*** Opening of Data for the task ***

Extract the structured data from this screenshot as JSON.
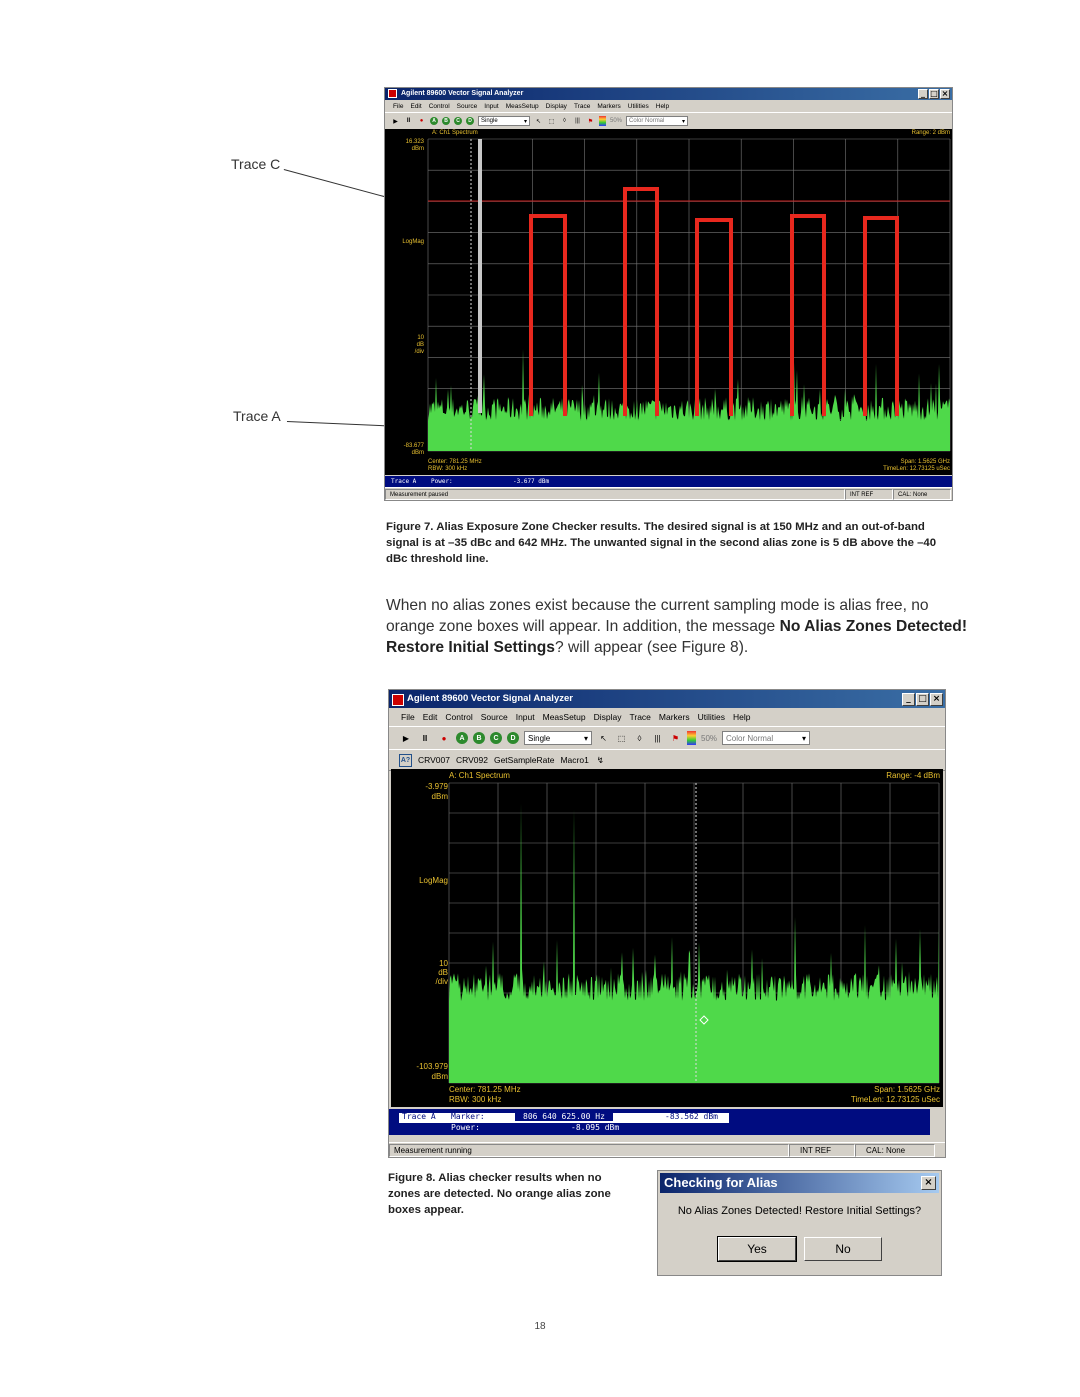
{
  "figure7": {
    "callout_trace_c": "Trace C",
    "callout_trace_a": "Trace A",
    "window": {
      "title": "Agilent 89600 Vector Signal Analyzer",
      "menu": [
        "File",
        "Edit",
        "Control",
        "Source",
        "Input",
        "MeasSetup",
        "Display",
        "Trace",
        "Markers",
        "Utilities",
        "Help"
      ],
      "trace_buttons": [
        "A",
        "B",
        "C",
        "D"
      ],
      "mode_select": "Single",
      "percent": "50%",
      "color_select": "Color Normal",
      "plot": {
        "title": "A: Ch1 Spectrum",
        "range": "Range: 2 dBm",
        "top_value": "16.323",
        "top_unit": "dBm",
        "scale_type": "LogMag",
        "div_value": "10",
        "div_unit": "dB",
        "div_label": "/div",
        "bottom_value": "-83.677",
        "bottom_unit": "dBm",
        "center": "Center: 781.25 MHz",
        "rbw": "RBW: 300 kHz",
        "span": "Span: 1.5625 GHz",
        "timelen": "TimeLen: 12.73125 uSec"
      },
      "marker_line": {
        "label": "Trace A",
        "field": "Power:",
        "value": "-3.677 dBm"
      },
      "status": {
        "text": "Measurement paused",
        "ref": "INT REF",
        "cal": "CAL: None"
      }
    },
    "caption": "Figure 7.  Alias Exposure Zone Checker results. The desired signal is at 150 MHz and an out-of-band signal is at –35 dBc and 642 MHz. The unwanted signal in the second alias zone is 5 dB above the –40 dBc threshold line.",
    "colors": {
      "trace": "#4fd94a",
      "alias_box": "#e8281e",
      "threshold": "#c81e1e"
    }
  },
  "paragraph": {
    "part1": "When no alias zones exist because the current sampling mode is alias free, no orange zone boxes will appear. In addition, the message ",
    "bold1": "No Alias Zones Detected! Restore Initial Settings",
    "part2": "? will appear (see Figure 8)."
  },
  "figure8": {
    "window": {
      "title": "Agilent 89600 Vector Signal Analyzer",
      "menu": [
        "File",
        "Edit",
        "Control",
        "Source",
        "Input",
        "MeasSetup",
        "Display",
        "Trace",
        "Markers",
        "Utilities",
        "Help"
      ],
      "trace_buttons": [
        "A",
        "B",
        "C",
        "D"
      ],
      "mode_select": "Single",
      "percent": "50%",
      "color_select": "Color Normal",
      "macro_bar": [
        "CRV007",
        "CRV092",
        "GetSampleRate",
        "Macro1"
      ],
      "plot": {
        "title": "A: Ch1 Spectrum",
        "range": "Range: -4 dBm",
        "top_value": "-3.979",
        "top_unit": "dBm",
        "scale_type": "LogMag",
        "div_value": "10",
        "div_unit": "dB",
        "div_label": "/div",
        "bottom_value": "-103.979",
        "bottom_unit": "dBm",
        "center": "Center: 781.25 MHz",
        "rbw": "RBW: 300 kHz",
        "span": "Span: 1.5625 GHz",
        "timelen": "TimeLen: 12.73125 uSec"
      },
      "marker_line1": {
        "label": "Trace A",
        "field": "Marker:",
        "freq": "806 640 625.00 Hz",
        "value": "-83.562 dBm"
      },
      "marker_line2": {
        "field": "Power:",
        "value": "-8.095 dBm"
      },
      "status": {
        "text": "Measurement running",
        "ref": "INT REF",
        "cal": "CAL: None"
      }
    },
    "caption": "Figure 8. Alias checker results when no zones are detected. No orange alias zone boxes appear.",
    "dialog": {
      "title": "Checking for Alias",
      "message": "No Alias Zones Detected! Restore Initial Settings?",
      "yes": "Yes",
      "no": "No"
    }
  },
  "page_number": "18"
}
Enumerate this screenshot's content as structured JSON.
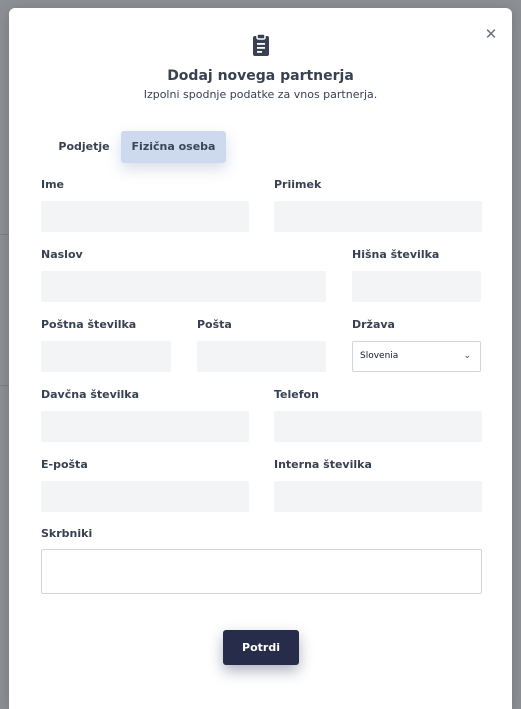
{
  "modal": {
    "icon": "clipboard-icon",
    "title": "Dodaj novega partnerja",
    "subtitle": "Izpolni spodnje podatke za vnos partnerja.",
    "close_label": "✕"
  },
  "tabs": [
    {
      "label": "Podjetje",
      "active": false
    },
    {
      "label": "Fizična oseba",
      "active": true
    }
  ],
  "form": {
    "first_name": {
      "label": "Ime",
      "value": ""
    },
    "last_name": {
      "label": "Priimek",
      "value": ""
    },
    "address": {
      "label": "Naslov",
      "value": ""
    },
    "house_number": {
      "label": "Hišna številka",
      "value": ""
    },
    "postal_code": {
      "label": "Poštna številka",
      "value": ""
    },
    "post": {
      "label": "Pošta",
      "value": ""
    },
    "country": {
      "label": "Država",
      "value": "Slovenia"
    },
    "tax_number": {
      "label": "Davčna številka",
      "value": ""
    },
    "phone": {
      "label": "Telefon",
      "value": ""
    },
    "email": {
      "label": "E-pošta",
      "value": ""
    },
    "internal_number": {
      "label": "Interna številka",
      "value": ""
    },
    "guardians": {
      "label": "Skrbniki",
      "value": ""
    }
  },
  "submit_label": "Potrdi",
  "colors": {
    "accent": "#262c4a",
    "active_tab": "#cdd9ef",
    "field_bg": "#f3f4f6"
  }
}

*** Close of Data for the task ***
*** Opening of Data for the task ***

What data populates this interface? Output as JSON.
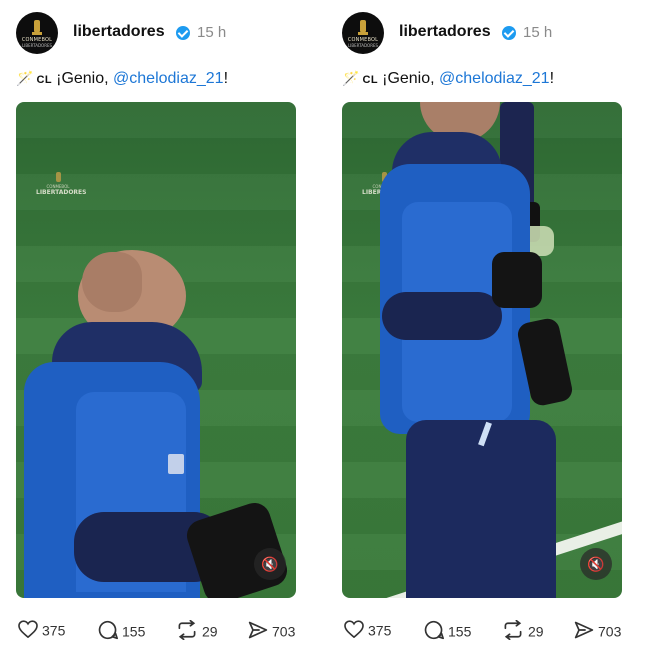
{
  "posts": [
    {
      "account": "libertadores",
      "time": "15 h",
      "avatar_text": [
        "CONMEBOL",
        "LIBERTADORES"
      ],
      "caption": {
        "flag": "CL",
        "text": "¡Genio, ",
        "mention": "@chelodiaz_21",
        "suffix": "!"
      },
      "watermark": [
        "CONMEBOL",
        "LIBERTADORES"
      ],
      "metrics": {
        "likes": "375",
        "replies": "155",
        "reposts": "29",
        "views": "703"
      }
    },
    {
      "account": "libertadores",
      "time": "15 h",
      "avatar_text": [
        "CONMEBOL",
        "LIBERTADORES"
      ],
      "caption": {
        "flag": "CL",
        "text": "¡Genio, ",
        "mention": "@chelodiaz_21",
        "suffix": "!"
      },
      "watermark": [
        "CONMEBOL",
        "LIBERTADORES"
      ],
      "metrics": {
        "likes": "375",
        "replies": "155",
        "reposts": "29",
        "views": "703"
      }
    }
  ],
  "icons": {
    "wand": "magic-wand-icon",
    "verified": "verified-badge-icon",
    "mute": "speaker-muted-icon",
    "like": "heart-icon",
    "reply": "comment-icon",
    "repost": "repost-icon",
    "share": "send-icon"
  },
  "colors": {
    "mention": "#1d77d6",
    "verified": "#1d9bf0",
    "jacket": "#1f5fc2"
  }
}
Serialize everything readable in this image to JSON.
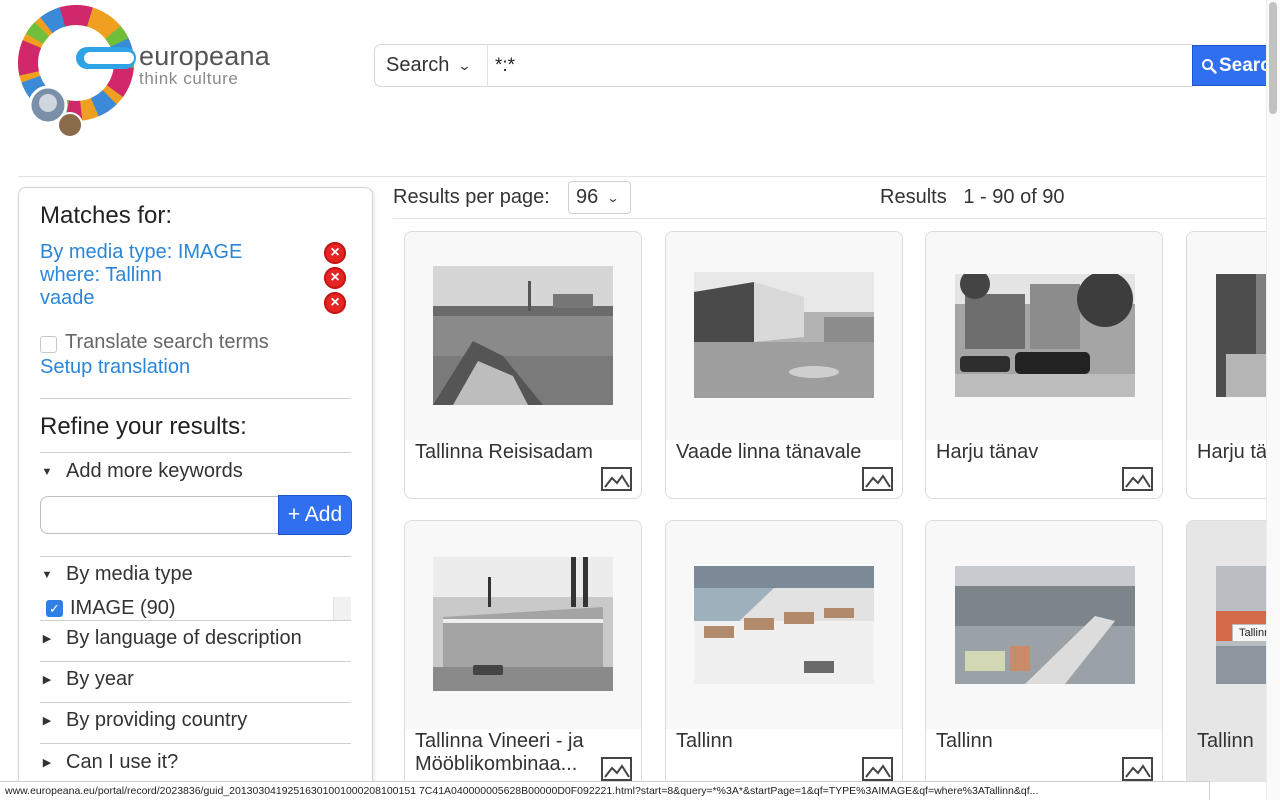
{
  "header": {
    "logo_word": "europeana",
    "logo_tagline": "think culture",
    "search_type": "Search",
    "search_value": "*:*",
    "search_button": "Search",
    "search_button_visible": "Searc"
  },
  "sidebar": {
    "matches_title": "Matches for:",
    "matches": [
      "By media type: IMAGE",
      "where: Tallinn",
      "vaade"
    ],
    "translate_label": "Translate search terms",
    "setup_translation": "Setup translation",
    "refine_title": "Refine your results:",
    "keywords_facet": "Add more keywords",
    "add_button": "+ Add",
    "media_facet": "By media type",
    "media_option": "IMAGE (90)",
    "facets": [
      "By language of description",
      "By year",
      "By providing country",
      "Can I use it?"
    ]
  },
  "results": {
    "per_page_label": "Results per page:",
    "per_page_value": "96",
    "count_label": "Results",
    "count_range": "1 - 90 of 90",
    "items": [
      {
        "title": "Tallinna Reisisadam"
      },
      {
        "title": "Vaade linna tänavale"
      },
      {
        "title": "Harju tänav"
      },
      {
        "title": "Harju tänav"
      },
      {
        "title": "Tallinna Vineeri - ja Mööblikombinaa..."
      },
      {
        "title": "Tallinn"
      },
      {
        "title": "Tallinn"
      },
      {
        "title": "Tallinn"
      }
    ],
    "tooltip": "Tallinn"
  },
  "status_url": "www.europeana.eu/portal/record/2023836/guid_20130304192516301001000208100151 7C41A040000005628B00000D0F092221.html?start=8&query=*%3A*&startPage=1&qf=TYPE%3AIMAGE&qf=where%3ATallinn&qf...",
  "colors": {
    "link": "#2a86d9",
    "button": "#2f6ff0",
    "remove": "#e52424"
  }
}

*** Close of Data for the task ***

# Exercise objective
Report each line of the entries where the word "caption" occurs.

# The completed task
    "caption": "Figure 7.  Alias Exposure Zone Checker results. The desired signal is at 150 MHz and an out-of-band signal is at –35 dBc and 642 MHz. The unwanted signal in the second alias zone is 5 dB above the –40 dBc threshold line.",
    "caption": "Figure 8. Alias checker results when no zones are detected. No orange alias zone boxes appear.",
      "caption": {
      "caption": {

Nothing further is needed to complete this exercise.